Calling Andrina Turenne’s new album, Bold As Logs, her debut feels like a bit of a misnomer. The Winnipeg singer-songwriter has, after all, graced stages across five continents and has lent her voice—as a member or a guest—to more than 50 albums during her 20-plus years in the music industry. In addition, she has a Juno for best roots and traditional album, awarded to her former band Chic Gamine.
Yes, Andrina has kept great company, but now this prolific Franco-Manitoban Métis artist is poised to share her own music, which weaves between languages as seamlessly as the themes in her songwriting, with a sound that is universal.
Bold As Logs contains 11 soulfully engaging songs in French and English, delivered in the spirit of road trips, kitchen parties, and bonfire gatherings. Andrina may have taken her time to move front and centre, but her time is now—and it was worth the wait. As might be expected, some of the songs have been gestating for many years, although some sprung from more recent ideas captured as home demos and voice memos. Andrina whittled them down to 14, which she sent to producer Grant Siemens (Corb Lund), and along with Andrina’s longtime musical partner Damon Mitchell (formerly of Winnipeg’s the New Meanies), they worked as a trio to bring the album’s final cuts to life.
“When my last group ceased touring and recording in late 2015, I knew that my next chapter would be a solo one,” Andrina said, noting that during the interim she took on work in theatre and film, and as touring bandleader for acclaimed author and musician Tomson Highway. “It was really great to challenge myself in this way and it built up my confidence as a solo artist, musician and composer. Where I’m at now, it feels like the free-est I’ve ever been creatively. Even though this project carries my name and my stories, I’m so grateful to be sharing these moments surrounded by my oldest musical pals. Being in the studio and making this record, it felt like all the roads I’ve been on led me straight there.”
For the first single from Bold As Logs, Andrina chose to showcase her sultry voice en français with “Tour du monde,” which builds from a simple beat into an anthemic rocker. The end result is a heartfelt story of rebuilding old relationships, with the message not lost in translation: “Some days are easier than others / I turn right, and you turn left / We lose our way / But we return to one another / No need to say whose fault it was / We’ve already forgotten.”
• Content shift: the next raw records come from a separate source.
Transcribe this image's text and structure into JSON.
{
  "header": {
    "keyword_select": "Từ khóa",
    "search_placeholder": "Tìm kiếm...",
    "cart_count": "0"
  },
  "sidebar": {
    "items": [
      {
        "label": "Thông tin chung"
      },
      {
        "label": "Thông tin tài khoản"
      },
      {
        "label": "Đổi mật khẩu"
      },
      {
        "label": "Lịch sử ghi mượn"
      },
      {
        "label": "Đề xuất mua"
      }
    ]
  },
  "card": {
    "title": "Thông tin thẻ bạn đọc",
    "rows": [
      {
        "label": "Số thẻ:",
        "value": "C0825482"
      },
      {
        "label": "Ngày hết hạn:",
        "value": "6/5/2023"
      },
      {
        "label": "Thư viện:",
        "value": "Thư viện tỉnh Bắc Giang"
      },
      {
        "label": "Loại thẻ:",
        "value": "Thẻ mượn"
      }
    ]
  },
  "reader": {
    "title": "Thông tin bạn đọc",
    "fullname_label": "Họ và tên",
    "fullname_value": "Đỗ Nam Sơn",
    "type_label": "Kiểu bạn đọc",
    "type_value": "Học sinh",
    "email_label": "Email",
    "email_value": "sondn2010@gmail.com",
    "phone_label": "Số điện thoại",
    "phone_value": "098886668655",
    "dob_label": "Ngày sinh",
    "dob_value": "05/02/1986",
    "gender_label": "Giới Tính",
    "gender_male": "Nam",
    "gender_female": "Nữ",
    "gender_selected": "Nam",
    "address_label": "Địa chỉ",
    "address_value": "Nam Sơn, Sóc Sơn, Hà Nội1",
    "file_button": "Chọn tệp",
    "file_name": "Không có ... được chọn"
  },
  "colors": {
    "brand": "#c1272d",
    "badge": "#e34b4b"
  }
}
Andrina described “Tour du monde” as one of the album’s tracks that blossomed through pre-production experimentation, something she also said occurred with album opener “Out Of Luck,” which sets the tone with some serious Curtis Mayfield vibes. Conversely, her deep love and knowledge of traditional Cajun music shines through on “Tourtes printanières,” inspired by the stories of 19th Century Métis hunter and trader Louis Goulet she’d read in one of her father’s old books. Adding further texture to the song is her friend, Grammy-winning Louisiana fiddler Louis Michot. Bold As Logs ends with the delicate “See Me Through The Night,” written on a ukulele while traveling in Morocco when she received word from home about a fallen friend. It was one of the few songs to make the album in its original recorded form, with its emotional resonance fully intact.
Indeed, Andrina’s ability to merge a wide range of genres is the real magic behind Bold As Logs. Although she points to Feist’s chameleon-like abilities as one of her primary musical inspirations, it’s easy to hear the impact of everyone from Nina Simone to Bonnie Raitt to Gillian Welch throughout the album. Still, everything about Bold As Logs sounds indisputably pure.
“When asked about what inspires me, my first thought is always my parents and their friends who taught me the joy of making music with others, singing around campfires,” she said. “That is the very place from which I want this project to grow. I collaborated in groups for nearly 20 years of my life, and I learned so much, musically and creatively. I always loved the give and take of the process and I’m so grateful I get to make beautiful sounds with people I consider family, while learning to navigate the industry and all that comes with it.”